When I was small, my family used to live in a tiny apartment in a very old, half dilapidated building. It was actually the oldest among the collection of similar old apartment buildings which constituted the community where we lived in.
This collection of apartment buildings were built shortly after the WW2, and its neighbourhood also carried an old atmosphere and close-knit sense of community, something that was becoming more and more rare to find in the modern Japanese society.
There was nothing fancy in our daily life. My house as well as my friends’ houses had the size of a typical bachelor’s apartment in North America, and our bathrooms were often shared with some insects despite our parents’ best cleaning effort. There were holes in many places of our house and cracks were very common on the walls. Certainly, these were far from a dream house of young aspiring families. But for us children, all of this was a perfect source of imagination and adventure.
Right at the entrance of my apartment building, there was a very old empty oil drum sitting by the wall. Nobody knew why it was there or since when.
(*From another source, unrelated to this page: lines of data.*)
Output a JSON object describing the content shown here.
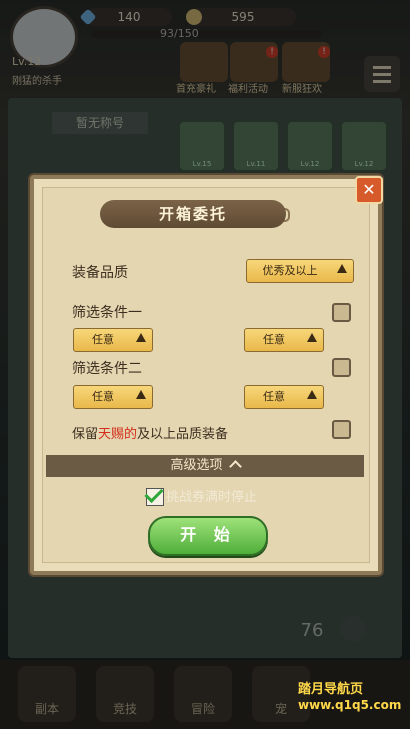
{
  "player": {
    "level": "Lv.12",
    "name": "刚猛的杀手"
  },
  "resources": {
    "gems": "140",
    "coins": "595",
    "xp": "93/150"
  },
  "events": [
    {
      "label": "首充豪礼",
      "badge": ""
    },
    {
      "label": "福利活动",
      "badge": "!"
    },
    {
      "label": "新服狂欢",
      "badge": "!"
    }
  ],
  "background": {
    "no_title": "暂无称号",
    "slots": [
      "Lv.15",
      "Lv.11",
      "Lv.12",
      "Lv.12"
    ],
    "count": "76"
  },
  "bottom_nav": [
    "副本",
    "竞技",
    "冒险",
    "宠"
  ],
  "dialog": {
    "title": "开箱委托",
    "quality_label": "装备品质",
    "quality_value": "优秀及以上",
    "filter1_label": "筛选条件一",
    "filter2_label": "筛选条件二",
    "any": "任意",
    "keep_prefix": "保留",
    "keep_highlight": "天赐的",
    "keep_suffix": "及以上品质装备",
    "advanced": "高级选项",
    "stop_label": "挑战券满时停止",
    "start": "开 始"
  },
  "watermark": {
    "line1": "踏月导航页",
    "line2": "www.q1q5.com"
  },
  "colors": {
    "highlight": "#d42d1c",
    "start_button": "#4fae3a",
    "dialog_bg": "#e9dcb9"
  }
}
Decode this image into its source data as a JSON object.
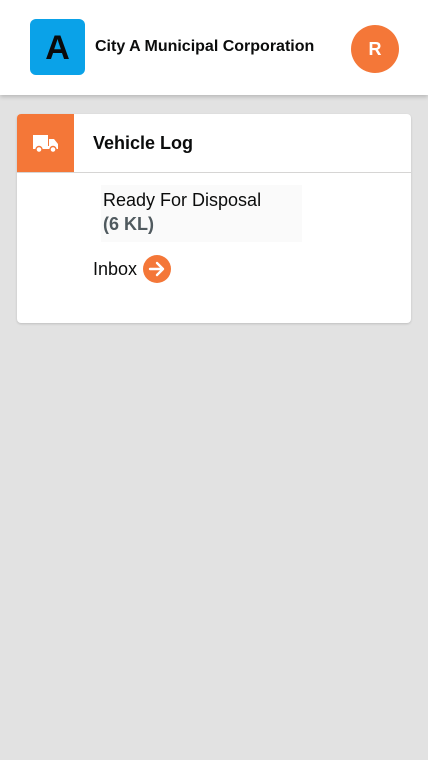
{
  "header": {
    "logo_letter": "A",
    "title": "City A Municipal Corporation",
    "avatar_initial": "R"
  },
  "card": {
    "icon": "truck-icon",
    "title": "Vehicle Log",
    "metric": {
      "label": "Ready For Disposal",
      "value": "(6 KL)"
    },
    "inbox": {
      "label": "Inbox",
      "icon": "arrow-right-icon"
    }
  },
  "colors": {
    "accent": "#f47738",
    "logo_bg": "#0aa2e8",
    "background": "#e2e2e2",
    "text": "#0b0c0c",
    "metric_value": "#505a5f"
  }
}
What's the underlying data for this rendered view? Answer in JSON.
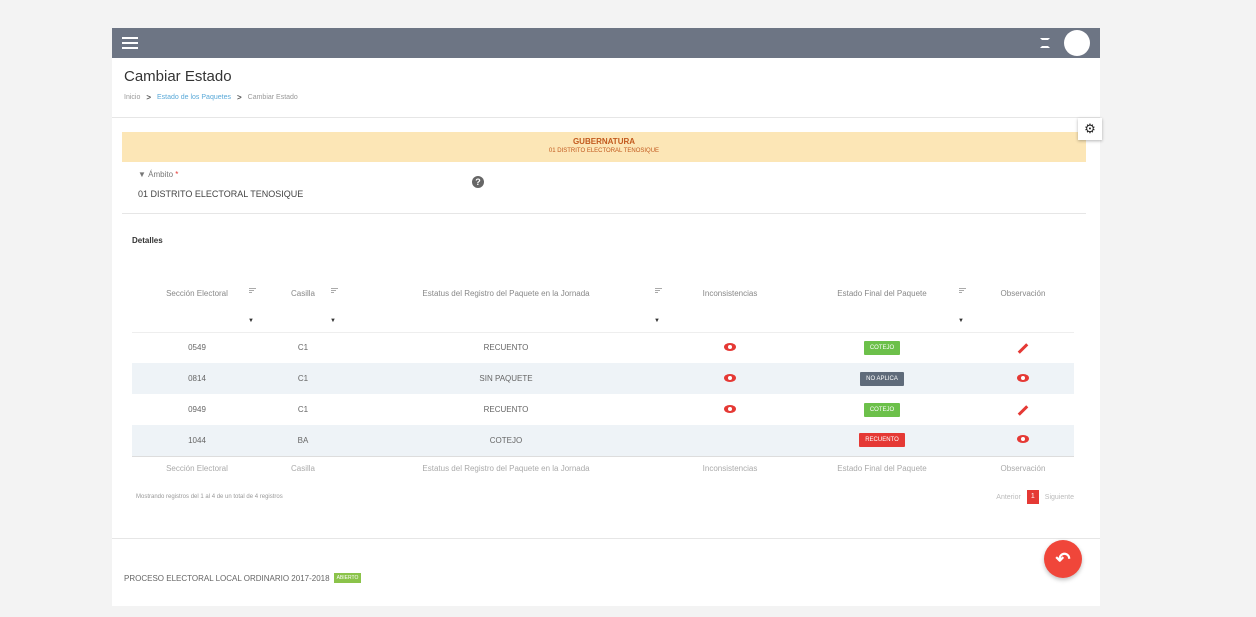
{
  "header": {
    "title": "Cambiar Estado"
  },
  "breadcrumb": {
    "home": "Inicio",
    "parent": "Estado de los Paquetes",
    "current": "Cambiar Estado"
  },
  "banner": {
    "title": "GUBERNATURA",
    "subtitle": "01 DISTRITO ELECTORAL TENOSIQUE"
  },
  "ambito": {
    "label": "Ámbito",
    "required": "*",
    "value": "01 DISTRITO ELECTORAL TENOSIQUE",
    "help": "?"
  },
  "details": {
    "title": "Detalles"
  },
  "table": {
    "columns": [
      "Sección Electoral",
      "Casilla",
      "Estatus del Registro del Paquete en la Jornada",
      "Inconsistencias",
      "Estado Final del Paquete",
      "Observación"
    ],
    "rows": [
      {
        "seccion": "0549",
        "casilla": "C1",
        "estatus": "RECUENTO",
        "estado": "COTEJO",
        "estado_color": "#6cc04a",
        "obs_icon": "pencil-icon"
      },
      {
        "seccion": "0814",
        "casilla": "C1",
        "estatus": "SIN PAQUETE",
        "estado": "NO APLICA",
        "estado_color": "#5f6b7a",
        "obs_icon": "eye-icon"
      },
      {
        "seccion": "0949",
        "casilla": "C1",
        "estatus": "RECUENTO",
        "estado": "COTEJO",
        "estado_color": "#6cc04a",
        "obs_icon": "pencil-icon"
      },
      {
        "seccion": "1044",
        "casilla": "BA",
        "estatus": "COTEJO",
        "estado": "RECUENTO",
        "estado_color": "#e53935",
        "obs_icon": "eye-icon"
      }
    ],
    "footer_columns": [
      "Sección Electoral",
      "Casilla",
      "Estatus del Registro del Paquete en la Jornada",
      "Inconsistencias",
      "Estado Final del Paquete",
      "Observación"
    ],
    "showing": "Mostrando registros del 1 al 4 de un total de 4 registros"
  },
  "pagination": {
    "prev": "Anterior",
    "page": "1",
    "next": "Siguiente"
  },
  "footer": {
    "process": "PROCESO ELECTORAL LOCAL ORDINARIO 2017-2018",
    "status": "ABIERTO"
  },
  "icons": {
    "settings": "gear-icon",
    "back": "reply-icon",
    "menu": "menu-icon",
    "fullscreen": "fullscreen-icon"
  }
}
It was rusty to the extent that its colour was reddish brown.
One day, my friends and I were playing at the entrance of my apartment building, and out of curiosity, I went to the forgotten oil drum to take a closer look. There was a round hole on top. I pressed my eye to the hole to look inside.
Inside the oil drum was completely dark just like the night sky. Somehow, it fascinated me. As I continued to watch, I started to see something sparkling at the bottom. “I can see stars!” I cried. My two friends joined me, and they confirmed that they could also see the stars. “This oil drum is a planetarium!” Excited, we danced around the oil drum. “We have a planetarium!”
For the rest of the time I lived in the apartment, I was always proud of the fact that I had a planetarium just outside of my house.